Wednesday, July 6

The Government of Boris Johnson will block visas to countries that do not accept the deportation of their emigrants

The United Kingdom will block the issuance of visas to visitors from countries that do not accept the return of their emigrants. In the bill announced on Tuesday, Priti Patel and future Home Affairs ministers would gain the power to suspend or delay visa processing for nationals of those countries that do not “cooperate with the UK Government in expelling citizens. who need permits to enter or stay in the UK but do not have them. ”

130,000 EU citizens in the UK may lose their social benefits

Know more

The provisions of the draft nationality and borders law also allow the Interior Ministry to impose additional financial requirements on visa applications – that is, to raise fees – if governments do not cooperate in the return.

The proposal is reminiscent of US law, which allows government officials to withdraw the visa of citizens from countries that refuse to accept the return of migrants in an irregular situation.

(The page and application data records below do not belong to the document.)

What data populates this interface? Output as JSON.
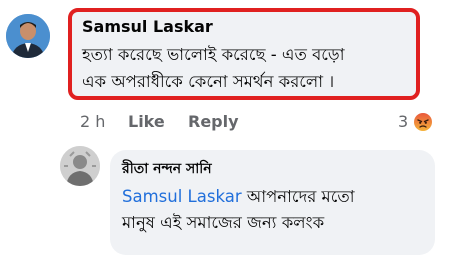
{
  "comment": {
    "author": "Samsul Laskar",
    "text_line1": "হত্যা করেছে ভালোই করেছে - এত বড়ো",
    "text_line2": "এক অপরাধীকে কেনো সমর্থন করলো ।",
    "time": "2 h",
    "like_label": "Like",
    "reply_label": "Reply",
    "reaction_count": "3",
    "reaction_icon": "angry-reaction-icon"
  },
  "reply": {
    "author": "রীতা নন্দন সানি",
    "mention": "Samsul Laskar",
    "text_line1_rest": " আপনাদের মতো",
    "text_line2": "মানুষ এই সমাজের জন্য কলংক"
  },
  "colors": {
    "highlight_border": "#e02020",
    "bubble_bg": "#f0f2f5",
    "mention": "#216fdb",
    "meta_text": "#65676b"
  }
}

It is understood that, for example, countries like Iraq, Iran, Eritrea and Sudan are reluctant to cooperate with the UK in these cases.

This is one of the many changes that the British Government proposes to include in the project, described by Patel as “the biggest reform of the UK asylum system in decades”. The bill includes measures such as:

  • Asylum seekers who have arrived in the UK irregularly will no longer have the same rights as those who did so legally. Even if their asylum application is accepted, they will be granted refugee status temporarily and face the possibility of indefinitely deportation.
  • Asylum seekers may be expelled from the United Kingdom while their application or appeal is pending a response, which opens the possibility of studying the files while the applicant for protection is abroad.
  • The rights of access to aid and family reunification could be limited to those citizens whose entry into the country is considered irregular.
  • Judicial processes and appeals will be reformed in order to speed up the expulsion of those whose applications are rejected.
  • The Interior Minister may offer protection to vulnerable people “in immediate danger and at risk in their own countries” in exceptional circumstances. It is believed that this mechanism will only be applied to help a small number of people.
  • The system will make it “much more difficult for people to receive refugee status with unfounded claims” and will include “rigorous assessments” to prevent adult migrants from pretending to be minors. The Government considers the use of osseometric tests to determine his age.
  • Life imprisonment will be incorporated as the maximum penalty for human traffickers.
  • Migrants in an irregular situation who violate their deportation orders and return to the UK could be imprisoned for up to five years, instead of the six months currently set out in the regulations.
  • A new comprehensive legal process will be proposed so that asylum applications and petitions on human rights and any other protection demands are considered together before the appeal hearings.

“Legislative vandalism”

Activists have dubbed the bill an “anti-refugee law” and have pointed out that the regulations will penalize those who need more help. Analysis of Home Office data by the Refugee Council suggests that 9,000 people who would be accepted as refugees under current rules – who fled war or persecution according to official records – may not receive asylum in the UK for your route of entry into the country.

The organization’s director general Enver Solomon has said that these people had to take “extraordinary measures to escape oppression” and had managed to become “law-abiding citizens, following the rules and paying their taxes like proud Britons.” .

Steve Valdez-Symonds, a refugee and director of the migrant rights program at Amnesty International UK, has labeled the bill “legislative vandalism” that “could fatally corrode the right to asylum.” Valdez-Symonds considers that Patel has incurred a “disgraceful breach of duty.” “This reckless and deeply unfair project will only bring shame to Britain’s international reputation,” he added.

For her part, Sonya Sceats, CEO of Freedom from Torture, believes that the plans are “full of cruelty” and are “an offense to the supportive people of this country, who want a kinder and fairer approach to refugees.”

More than 250 organizations – including the Refugee Council, the British Red Cross, Freedom from Torture, Refugee Action and Asylum Matters – have come together to form the Together with Refugees coalition to demand a more effective, just and humane approach to UK asylum system.

Translation by Ignacio Rial-Schies.